------ EXTRACTED ENTRIES

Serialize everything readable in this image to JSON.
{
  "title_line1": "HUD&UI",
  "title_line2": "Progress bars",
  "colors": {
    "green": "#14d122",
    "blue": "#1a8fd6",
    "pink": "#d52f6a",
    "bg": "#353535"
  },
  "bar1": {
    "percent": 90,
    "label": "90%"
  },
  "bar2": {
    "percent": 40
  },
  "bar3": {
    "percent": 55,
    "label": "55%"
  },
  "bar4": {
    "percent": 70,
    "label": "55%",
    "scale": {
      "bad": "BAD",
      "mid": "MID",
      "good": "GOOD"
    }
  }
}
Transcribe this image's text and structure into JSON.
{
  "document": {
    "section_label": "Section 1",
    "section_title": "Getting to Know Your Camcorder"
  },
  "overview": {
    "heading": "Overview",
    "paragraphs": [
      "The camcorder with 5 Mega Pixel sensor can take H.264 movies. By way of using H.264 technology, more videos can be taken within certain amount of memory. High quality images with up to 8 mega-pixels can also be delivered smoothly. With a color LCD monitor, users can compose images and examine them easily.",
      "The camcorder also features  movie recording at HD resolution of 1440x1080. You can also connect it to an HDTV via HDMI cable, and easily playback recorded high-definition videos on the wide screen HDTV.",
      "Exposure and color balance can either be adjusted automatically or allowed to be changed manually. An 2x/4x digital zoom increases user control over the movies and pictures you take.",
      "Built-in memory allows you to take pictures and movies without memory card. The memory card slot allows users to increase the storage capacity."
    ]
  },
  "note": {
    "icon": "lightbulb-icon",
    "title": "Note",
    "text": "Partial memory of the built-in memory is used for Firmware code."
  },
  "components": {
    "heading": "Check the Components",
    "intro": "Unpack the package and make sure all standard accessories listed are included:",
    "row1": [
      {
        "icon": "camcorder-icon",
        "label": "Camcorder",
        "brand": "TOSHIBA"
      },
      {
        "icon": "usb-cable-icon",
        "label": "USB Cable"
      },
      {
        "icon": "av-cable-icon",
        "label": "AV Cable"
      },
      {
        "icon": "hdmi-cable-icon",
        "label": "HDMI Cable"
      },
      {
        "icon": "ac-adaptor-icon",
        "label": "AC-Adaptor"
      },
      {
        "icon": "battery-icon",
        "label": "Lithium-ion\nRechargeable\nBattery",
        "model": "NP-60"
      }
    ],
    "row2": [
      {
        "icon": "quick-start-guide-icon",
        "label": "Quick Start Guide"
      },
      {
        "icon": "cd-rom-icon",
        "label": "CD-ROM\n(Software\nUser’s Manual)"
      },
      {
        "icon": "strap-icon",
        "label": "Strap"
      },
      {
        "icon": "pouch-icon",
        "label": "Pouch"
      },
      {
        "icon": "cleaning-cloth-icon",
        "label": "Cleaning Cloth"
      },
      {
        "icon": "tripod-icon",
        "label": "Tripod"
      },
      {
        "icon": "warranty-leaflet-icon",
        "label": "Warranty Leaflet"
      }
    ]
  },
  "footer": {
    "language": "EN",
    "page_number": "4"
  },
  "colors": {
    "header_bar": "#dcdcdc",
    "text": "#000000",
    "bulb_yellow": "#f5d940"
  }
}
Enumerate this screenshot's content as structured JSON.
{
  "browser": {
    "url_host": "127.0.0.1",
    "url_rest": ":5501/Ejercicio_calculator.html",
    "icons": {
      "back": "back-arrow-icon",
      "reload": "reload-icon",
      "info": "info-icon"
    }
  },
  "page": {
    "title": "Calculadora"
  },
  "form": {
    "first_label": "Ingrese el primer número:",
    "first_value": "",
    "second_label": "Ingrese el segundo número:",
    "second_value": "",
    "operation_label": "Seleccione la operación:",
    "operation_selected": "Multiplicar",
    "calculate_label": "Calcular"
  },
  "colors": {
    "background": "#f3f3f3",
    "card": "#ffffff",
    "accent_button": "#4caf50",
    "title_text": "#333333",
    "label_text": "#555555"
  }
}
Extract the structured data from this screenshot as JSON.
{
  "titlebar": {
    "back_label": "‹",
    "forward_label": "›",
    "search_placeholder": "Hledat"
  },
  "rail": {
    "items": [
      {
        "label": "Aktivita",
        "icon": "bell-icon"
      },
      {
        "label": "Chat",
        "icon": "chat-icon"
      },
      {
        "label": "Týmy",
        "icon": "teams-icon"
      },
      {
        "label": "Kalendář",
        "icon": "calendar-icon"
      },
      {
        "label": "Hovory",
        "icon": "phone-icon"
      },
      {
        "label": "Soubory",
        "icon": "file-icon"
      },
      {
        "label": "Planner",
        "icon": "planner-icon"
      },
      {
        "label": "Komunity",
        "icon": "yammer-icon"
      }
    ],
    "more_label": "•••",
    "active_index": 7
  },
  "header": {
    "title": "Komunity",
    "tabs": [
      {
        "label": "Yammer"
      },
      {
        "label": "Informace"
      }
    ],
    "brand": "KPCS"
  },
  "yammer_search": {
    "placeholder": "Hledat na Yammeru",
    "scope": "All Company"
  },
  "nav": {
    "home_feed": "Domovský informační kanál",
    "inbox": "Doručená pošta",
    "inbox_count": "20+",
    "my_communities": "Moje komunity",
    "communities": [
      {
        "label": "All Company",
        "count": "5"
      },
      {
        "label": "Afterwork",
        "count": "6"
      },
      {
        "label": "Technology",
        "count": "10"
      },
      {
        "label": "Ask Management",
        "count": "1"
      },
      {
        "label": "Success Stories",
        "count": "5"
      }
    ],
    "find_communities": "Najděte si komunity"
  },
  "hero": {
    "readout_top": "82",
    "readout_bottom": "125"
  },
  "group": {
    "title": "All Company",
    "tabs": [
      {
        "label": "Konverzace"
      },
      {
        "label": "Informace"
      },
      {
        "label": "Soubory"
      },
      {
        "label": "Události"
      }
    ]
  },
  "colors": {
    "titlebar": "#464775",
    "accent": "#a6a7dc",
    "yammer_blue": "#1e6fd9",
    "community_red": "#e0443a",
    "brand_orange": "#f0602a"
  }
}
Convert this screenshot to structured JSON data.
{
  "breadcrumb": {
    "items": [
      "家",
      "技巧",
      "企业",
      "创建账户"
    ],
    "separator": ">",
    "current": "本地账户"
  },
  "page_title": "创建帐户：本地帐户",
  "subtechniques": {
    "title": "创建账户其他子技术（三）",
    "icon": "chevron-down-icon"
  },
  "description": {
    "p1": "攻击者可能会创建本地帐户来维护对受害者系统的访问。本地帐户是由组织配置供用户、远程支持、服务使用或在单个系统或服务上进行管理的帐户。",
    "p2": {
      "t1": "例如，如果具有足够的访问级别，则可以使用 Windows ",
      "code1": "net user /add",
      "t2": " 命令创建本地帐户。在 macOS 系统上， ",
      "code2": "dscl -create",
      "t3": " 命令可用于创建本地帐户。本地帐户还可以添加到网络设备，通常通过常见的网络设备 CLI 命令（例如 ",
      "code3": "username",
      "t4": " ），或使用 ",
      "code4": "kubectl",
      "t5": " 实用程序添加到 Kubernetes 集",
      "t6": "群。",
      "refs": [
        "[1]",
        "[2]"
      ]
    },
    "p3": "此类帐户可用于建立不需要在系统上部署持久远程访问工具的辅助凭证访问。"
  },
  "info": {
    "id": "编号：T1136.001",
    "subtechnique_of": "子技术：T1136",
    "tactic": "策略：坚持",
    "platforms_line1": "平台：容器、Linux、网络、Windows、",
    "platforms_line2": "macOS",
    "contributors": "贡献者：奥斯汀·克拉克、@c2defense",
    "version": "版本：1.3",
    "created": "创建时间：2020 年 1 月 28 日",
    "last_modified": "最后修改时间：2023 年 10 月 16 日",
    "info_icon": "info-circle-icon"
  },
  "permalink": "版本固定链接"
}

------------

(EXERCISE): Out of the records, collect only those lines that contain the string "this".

(RESPONSE AREA):
Serialize everything readable in this image to JSON.
Transcribe this image's text and structure into JSON.
Enumerate this screenshot's content as structured JSON.
Extract the structured data from this screenshot as JSON.
Convert this screenshot to structured JSON data.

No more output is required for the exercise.